The voices of Tax Policy Center's researchers and staff
For the umpteenth time, Congress and the Trump Administration are going back to the tax reform drawing board, just as they have had to do for health reform. These policymakers could help themselves by recognizing that you can’t go back to a place you’ve never been.
Many policymakers look to the Tax Reform Act of 1986 as a model for successful reform, but largely ignore its lessons. Here is one of the most important: the success of the ’86 act was built on a solid core—a set of fundamental principles accepted by conservatives and liberals alike. They included equal justice for those in equal circumstances, simplicity, and–to a large extent–efficiency.
Agreeing on that core made it possible for reformers of all stripes to first address issues of common concern before turning to more conflict-laden issues, such as the taxation of capital income. While the political process of passing the ’86 act bent those principles, it never broke them. And the result was the only comprehensive revenue-neutral reform in the hundred-year history of the income tax.
Don’t get me wrong, 2017 is not a replay of 1986. Heraclitus was right: you can’t step into the same stream twice. But you can learn from previous crossings.
To start, it’s a myth that there was more friendly cooperation in the mid-1980s. Indeed, political war raged both within and between political parties.
Democrats were smarting over their electoral losses while Republicans fought over whether President Reagan was “being Reagan” whenever he did something one faction disliked.
Within the Treasury Department, extreme supply-siders who held that tax cuts paid for themselves fought with those who favored cleaning up the tax code rather than simply giving away money through tax cuts.

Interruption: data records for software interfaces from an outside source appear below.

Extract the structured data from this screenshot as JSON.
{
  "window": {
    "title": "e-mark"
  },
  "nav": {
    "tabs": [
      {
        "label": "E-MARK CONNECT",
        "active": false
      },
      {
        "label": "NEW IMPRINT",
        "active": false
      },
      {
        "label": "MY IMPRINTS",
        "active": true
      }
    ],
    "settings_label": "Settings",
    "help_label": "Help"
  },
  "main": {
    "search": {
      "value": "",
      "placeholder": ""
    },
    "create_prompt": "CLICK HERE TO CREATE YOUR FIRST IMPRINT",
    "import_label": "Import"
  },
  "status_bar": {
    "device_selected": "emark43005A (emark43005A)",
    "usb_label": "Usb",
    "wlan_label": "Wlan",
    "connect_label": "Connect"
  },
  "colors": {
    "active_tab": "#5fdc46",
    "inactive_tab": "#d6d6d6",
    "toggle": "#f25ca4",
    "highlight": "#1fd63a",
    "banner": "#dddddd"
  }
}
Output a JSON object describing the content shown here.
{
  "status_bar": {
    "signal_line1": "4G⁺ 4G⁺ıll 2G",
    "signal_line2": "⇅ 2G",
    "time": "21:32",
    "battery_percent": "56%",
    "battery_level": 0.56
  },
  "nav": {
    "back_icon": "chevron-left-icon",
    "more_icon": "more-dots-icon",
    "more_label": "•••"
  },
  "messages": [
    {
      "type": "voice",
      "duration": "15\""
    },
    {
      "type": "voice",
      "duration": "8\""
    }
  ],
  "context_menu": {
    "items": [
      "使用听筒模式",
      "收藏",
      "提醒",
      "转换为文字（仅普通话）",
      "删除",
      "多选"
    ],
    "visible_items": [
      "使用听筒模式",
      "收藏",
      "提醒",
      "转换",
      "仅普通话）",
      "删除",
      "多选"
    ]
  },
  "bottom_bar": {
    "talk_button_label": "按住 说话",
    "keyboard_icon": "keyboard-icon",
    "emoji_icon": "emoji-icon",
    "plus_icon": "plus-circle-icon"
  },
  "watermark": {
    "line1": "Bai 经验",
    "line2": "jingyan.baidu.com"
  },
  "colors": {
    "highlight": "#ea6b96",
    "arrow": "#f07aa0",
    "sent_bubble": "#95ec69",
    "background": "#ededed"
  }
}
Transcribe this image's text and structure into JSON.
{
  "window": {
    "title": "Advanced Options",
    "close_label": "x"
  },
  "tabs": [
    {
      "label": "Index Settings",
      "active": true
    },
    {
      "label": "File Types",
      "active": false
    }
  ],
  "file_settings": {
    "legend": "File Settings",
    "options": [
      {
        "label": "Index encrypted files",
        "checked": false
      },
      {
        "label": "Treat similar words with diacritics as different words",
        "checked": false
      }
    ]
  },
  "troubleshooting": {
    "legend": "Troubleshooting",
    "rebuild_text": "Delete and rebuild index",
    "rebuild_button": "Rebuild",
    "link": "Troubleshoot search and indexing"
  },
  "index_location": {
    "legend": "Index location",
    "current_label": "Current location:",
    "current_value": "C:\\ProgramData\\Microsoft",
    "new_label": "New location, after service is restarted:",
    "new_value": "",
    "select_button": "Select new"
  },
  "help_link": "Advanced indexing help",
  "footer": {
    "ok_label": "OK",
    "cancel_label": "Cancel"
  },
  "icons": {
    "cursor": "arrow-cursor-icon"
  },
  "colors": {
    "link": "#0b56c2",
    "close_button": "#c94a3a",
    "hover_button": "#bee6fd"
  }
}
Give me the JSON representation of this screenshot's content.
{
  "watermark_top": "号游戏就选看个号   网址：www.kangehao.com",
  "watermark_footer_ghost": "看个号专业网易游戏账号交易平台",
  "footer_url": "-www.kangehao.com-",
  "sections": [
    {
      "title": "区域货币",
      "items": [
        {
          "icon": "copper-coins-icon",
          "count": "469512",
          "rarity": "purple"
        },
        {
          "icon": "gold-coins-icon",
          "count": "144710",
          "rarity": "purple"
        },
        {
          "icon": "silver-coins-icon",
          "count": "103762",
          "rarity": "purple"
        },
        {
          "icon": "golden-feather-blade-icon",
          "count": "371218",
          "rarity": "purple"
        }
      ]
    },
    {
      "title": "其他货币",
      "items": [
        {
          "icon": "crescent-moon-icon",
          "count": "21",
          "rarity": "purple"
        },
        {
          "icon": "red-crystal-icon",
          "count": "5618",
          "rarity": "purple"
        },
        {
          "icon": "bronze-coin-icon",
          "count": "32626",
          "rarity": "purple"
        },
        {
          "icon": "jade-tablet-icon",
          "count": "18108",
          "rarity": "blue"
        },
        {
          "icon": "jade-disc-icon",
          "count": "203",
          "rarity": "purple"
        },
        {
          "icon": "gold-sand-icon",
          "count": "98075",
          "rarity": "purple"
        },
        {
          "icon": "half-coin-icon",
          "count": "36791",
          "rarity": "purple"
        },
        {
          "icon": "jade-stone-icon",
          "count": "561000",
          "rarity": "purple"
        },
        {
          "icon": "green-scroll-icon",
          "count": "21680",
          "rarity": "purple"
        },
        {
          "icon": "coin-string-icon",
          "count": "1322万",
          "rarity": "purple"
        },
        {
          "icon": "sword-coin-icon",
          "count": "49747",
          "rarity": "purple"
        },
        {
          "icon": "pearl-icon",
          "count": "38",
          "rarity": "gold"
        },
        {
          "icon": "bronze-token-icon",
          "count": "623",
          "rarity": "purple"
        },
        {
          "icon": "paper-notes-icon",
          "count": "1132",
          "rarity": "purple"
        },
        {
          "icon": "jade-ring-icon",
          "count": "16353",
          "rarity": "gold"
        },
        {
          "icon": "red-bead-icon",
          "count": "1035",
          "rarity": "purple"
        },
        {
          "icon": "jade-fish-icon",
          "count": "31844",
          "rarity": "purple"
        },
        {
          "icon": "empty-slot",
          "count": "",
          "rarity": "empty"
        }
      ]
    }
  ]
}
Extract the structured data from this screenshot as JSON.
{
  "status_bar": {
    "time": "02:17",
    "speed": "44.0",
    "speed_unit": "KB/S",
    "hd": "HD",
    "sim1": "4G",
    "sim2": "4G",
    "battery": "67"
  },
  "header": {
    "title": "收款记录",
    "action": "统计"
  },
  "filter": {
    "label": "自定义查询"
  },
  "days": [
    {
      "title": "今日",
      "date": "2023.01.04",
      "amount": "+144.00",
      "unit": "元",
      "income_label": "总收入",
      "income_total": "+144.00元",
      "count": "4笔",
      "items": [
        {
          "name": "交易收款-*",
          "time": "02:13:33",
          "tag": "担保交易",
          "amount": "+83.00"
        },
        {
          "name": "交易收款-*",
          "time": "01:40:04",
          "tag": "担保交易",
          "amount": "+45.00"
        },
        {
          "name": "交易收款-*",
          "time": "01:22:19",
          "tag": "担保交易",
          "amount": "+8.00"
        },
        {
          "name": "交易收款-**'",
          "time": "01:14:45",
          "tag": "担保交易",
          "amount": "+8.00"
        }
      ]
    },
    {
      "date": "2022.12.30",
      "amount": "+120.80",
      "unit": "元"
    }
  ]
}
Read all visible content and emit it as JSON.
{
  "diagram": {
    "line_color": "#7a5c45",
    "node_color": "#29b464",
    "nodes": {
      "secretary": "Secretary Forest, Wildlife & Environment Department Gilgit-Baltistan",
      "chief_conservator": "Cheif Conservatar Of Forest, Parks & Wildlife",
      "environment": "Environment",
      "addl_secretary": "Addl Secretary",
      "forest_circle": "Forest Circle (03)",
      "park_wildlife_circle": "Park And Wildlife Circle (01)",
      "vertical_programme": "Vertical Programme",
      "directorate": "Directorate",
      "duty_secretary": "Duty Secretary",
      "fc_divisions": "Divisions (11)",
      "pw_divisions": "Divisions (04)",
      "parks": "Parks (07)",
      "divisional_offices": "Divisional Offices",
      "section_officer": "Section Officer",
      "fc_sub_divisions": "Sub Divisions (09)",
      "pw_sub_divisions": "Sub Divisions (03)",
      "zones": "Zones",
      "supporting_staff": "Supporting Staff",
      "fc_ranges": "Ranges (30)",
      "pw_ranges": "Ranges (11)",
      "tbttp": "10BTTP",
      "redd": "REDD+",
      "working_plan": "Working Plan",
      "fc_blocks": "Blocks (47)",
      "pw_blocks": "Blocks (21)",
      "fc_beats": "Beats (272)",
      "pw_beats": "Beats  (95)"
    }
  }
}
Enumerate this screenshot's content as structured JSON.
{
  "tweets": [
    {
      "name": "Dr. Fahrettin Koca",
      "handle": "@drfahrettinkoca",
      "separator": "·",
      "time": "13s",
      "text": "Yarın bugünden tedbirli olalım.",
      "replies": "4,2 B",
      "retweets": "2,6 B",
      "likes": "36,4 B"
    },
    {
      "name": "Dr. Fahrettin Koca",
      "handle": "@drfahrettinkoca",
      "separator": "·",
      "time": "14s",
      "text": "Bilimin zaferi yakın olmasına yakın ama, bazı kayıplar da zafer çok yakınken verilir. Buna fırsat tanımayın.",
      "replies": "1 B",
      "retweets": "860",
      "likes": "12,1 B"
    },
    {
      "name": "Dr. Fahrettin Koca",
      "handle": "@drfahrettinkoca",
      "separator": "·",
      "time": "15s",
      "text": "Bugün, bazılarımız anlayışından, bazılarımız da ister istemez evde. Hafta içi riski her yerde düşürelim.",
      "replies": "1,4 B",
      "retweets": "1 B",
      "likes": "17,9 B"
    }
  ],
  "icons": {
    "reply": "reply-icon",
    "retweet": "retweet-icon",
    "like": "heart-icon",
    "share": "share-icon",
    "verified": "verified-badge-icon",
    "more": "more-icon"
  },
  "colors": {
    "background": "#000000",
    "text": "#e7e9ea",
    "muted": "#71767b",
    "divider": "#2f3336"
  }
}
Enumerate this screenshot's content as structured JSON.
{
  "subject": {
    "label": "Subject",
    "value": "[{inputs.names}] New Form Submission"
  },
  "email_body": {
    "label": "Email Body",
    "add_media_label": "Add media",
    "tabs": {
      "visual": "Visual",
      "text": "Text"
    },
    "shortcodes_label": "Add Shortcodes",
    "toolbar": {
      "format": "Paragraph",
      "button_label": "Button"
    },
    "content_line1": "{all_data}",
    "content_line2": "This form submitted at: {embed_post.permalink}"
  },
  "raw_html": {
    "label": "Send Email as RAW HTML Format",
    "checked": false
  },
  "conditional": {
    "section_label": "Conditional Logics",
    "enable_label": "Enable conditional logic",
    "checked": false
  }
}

Even some reformers questioned whether they should spend time on a tax reform study commissioned by President Reagan, which was largely viewed as an attempt to avoid debating tax issues during the 1984 presidential campaign.
In early 1984 when I became the economic coordinator of Treasury’s tax reform study, people in the Office of Tax Analysis were struggling over how to start. Should we focus on consumption taxes or income taxes? Should the Administration consider an add-on value added tax to finance a smaller income tax? Should we aim for a modest bill or the more comprehensive plan the Administration eventually championed? Should we expand tax breaks for business investment or pare them down to finance lower rates?
As an initial step, I encouraged Treasury staff to divide the overall reform effort into about twenty modules, each covering dozens of specific tax code provisions. Almost everything was on the table: pensions; housing; health; treatment of marriage, children, and the elderly; tax shelters; capital gains; depreciation; and international taxation, to mention only a few. We prepared briefs for Treasury Secretary Donald Regan on how to reform each area, and asked him to keep an open mind about politically difficult choices at this early stage and leave compromises of the principled tax reform options to later political bargaining.
To establish a solid core of reforms, we first dealt with items that would be common among an ideal income or consumption tax, except for taxation of capital income. While we aimed for roughly the same level of progressivity for the overall tax system as the then-current tax code, we did not focus on the progressivity of each particular provision. We recommended killing an inefficient subsidy favoring low- or middle-income taxpayers since on average we could hold those households harmless by reducing their tax rates.
Today’s reformers would benefit by creating a similar core on which to build reform. For example, defenders of the status quo would have a harder time making their case if reformers can show that a new tax system would increase charitable giving, support home ownership, make education more accessible, or protect retirees without losing as much tax revenue as the current system.
Similarly, they could simplify multiple higher education subsidies, capital gains taxation, and various definitions of a “child.” They could reduce penalties on marriage and on some families with children. And they could curb tax-driven investments without constraining economic decisions.
Contrast this approach with the flailing so far, where elected officials began by proclaiming support for cutting taxes on corporations and then, by extension, partnerships and the middle class. At best that’s like announcing a low purchase price for both new luxury and middle-income condos before ever designing the building housing them. Lawmakers would have much more success by first carefully creating a solid foundation for tax reform and then building out the new reforms.
Posts and comments are solely the opinion of the author and not that of the Tax Policy Center, Urban Institute, or Brookings Institution.
Bob Daugherty.AP Photo